We were not getting any AIS signals in Contadora and Dirk thought we should be. I wasn’t worried but worse case scenario is that we travel the Pacific without the AIS. The boat traffic in the S. Pacific is quite minimal and in Samoa we’ll be able to replace the box. But as in many of life’s little adventures; patience works wonders and as we came closer to the Panama Canal AIS targets began to show up. Wonderful!  One more item I don’t need to replace.

We arrived back in Panama City anchoring on the side within full view of the Panama skyline. There we set about cleaning up the boat, preparing dinner and cooling off with some really, good, really cold, Balboas (the Panama) beer. After a dinner of fresh Tuna we chewed the fat, told some more lies (sailing stories), all over some invented drinks by W/ and Silvie; Coconut water with Rum and Coconut water with Coconut Rum.

The following day our crew packed up. While it was a sad time, we know as sailors that there are no goodbyes, only Ciao; until we meet again. I dropped them all off at the beach; since low tide was now, and motored over to the “stairs of death”- the cruisers dinghy dock. W/, Silvie, and Dirk hauled their bags up the beach over the rocks and parked at the restaurant until I arrived for breakfast. There a quiet meal was had, taxi hailed, hugs shared and waves goodbye.  As with Jenny leaving, Dirk and Silvie left a hole in our hearts as they headed back home to the land of everything.

Go Slow
Sail Far
Stay Long

* Sometimes in life you discovered people very much like yourself. Dirk and I are in many ways similar and a few not; one’s good looking and the other is smart 🙂 , one prefers to move often and the other very little. But we both love the water, we both are cautious, conscientious sailors, we both love beer (but I can’t keep up with him anymore) and in many ways we are more alike than different. Silvie and W/ sometimes smile when one of us mimics the other in words or actions. So I think of him as my little brother. He is one of the few people that I would trust my boat to, knowing that it would be returned to me in as good as or better shape than I left it. Trust is one of the few things in life that needs to be earned (IMHO) and he has earned it many times over.

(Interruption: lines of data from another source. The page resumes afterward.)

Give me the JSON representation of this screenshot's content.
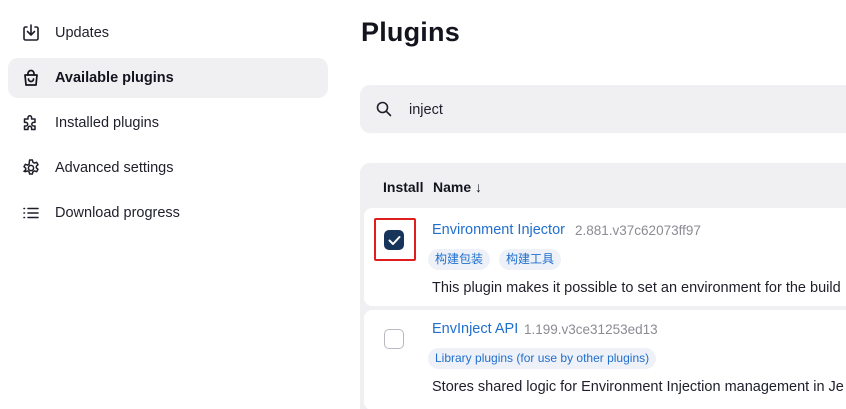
{
  "sidebar": {
    "items": [
      {
        "label": "Updates",
        "icon": "download-icon",
        "active": false
      },
      {
        "label": "Available plugins",
        "icon": "shopping-bag-icon",
        "active": true
      },
      {
        "label": "Installed plugins",
        "icon": "puzzle-icon",
        "active": false
      },
      {
        "label": "Advanced settings",
        "icon": "gear-icon",
        "active": false
      },
      {
        "label": "Download progress",
        "icon": "list-icon",
        "active": false
      }
    ]
  },
  "main": {
    "title": "Plugins",
    "search": {
      "value": "inject"
    },
    "table": {
      "columns": [
        "Install",
        "Name ↓"
      ],
      "rows": [
        {
          "checked": true,
          "name": "Environment Injector",
          "version": "2.881.v37c62073ff97",
          "tags": [
            "构建包装",
            "构建工具"
          ],
          "description": "This plugin makes it possible to set an environment for the build"
        },
        {
          "checked": false,
          "name": "EnvInject API",
          "version": "1.199.v3ce31253ed13",
          "tags": [
            "Library plugins (for use by other plugins)"
          ],
          "description": "Stores shared logic for Environment Injection management in Je"
        }
      ]
    }
  },
  "colors": {
    "accent_link": "#1f6fce",
    "checkbox_checked": "#17345a",
    "highlight_border": "#e01e1e",
    "panel_bg": "#f0f0f3"
  }
}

Changes in (L)Atitude

Friday, February 18th, 2011

Sometimes I wonder how much effect my formative years have had on me.  Our generations  parents hated the music we  listened to. Did the music represent us or did it effect us? The song 59th Street Bridge by Simon and Garfunkel comes to mind:

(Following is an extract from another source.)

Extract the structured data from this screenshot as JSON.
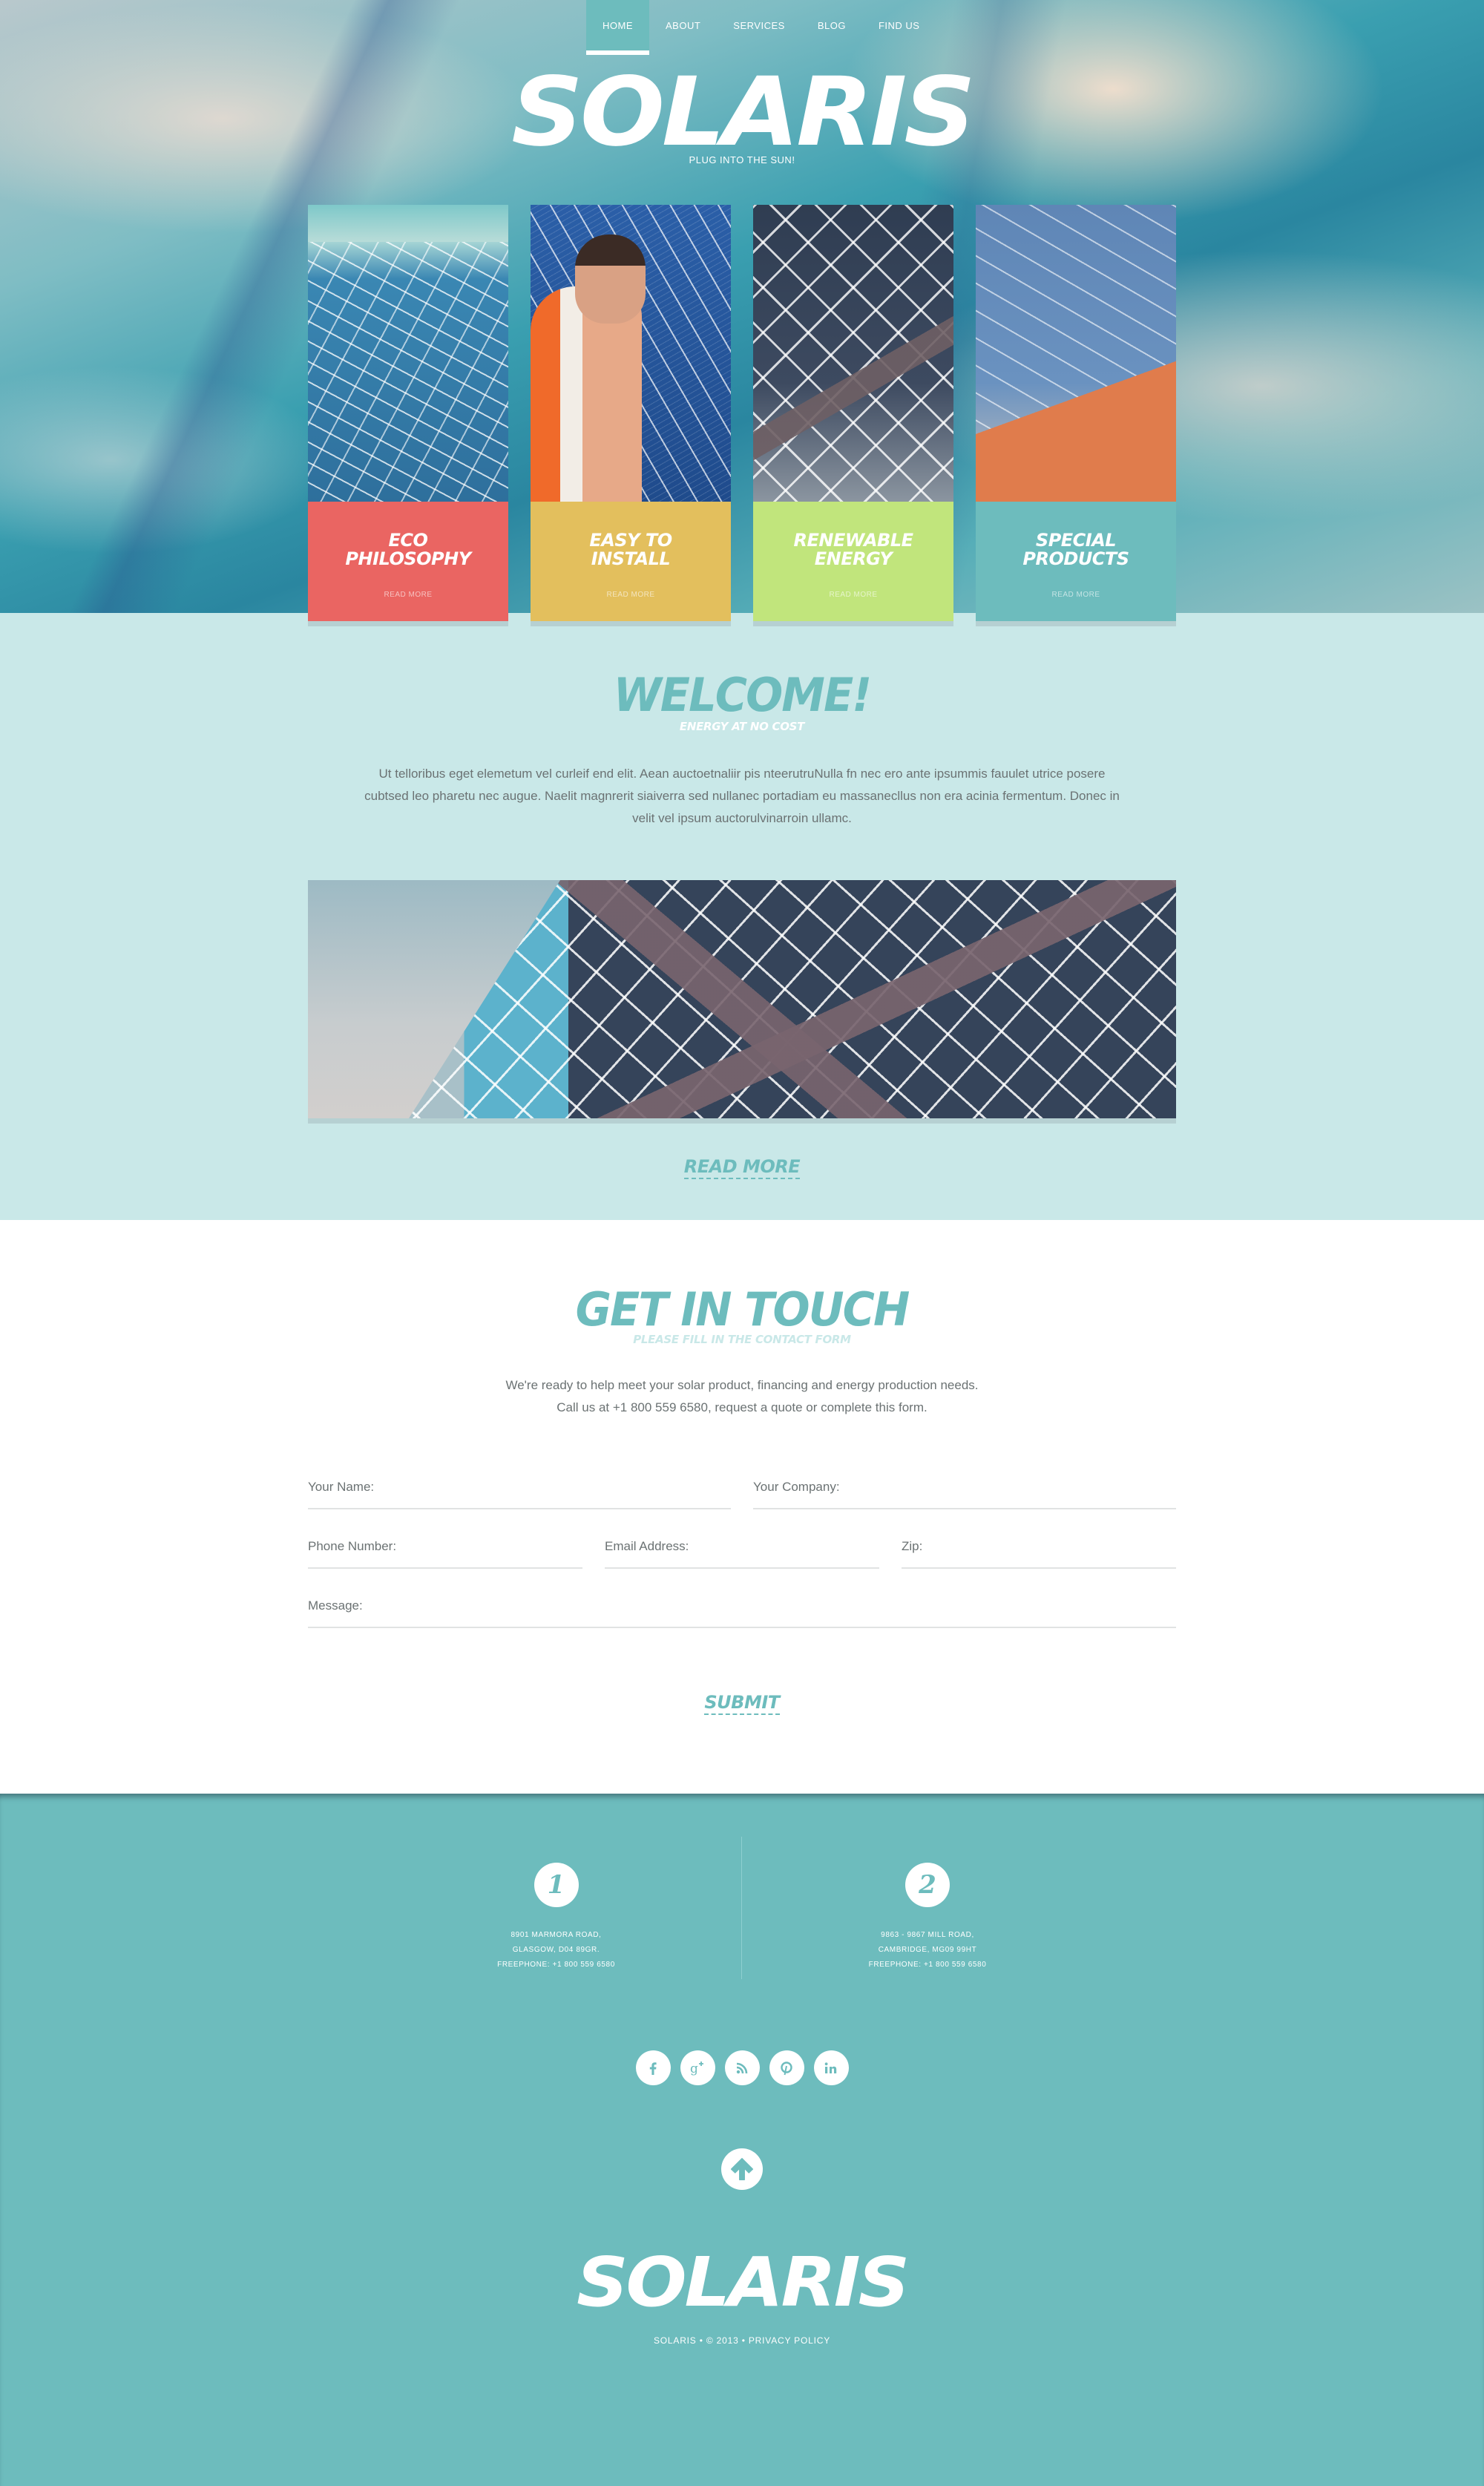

Slow down, you move too fast, you’ve got to make the morning last
Just kickin’ down the cobble-stones, lookin’ for fun and feelin’ groovy…

While offshore W/ and I were discussing our cruise. We were making tracks and yet the tracks were not what we had expected.  I figure  in the last year I’ve spent almost one month completing paper work for entering and leaving the various countries we’ve been to. We had planned on entering the Panama Canal this April and hitting the Pacific. At that time we would be late for the Pacific transit so we had considered the Las Perlas for a bit then moving down to Ecuador for the Hurricane Season.

But that too felt like we were rushing again. So we talked about another alternative. Staying in this area for a year and then early next year, heading through the Canal and into the Pacific. We can still hang in the Perlas Islands and still head to Ecuador if we want or we can get on the big Pacific Conveyor belt and start our trek across. Either way; we’ve decided to hang in this area till next late next winter ’12, enjoy Colombia, Panama including the San Blas Islands. Dive, eat fish and Lobster till we get sick of them, spend time in some of the Cities, learn to speak some Spanish, and basically…Slow down…. look  for fun  – life is gro0vy.

Go Slow
Sail Far
Stay Long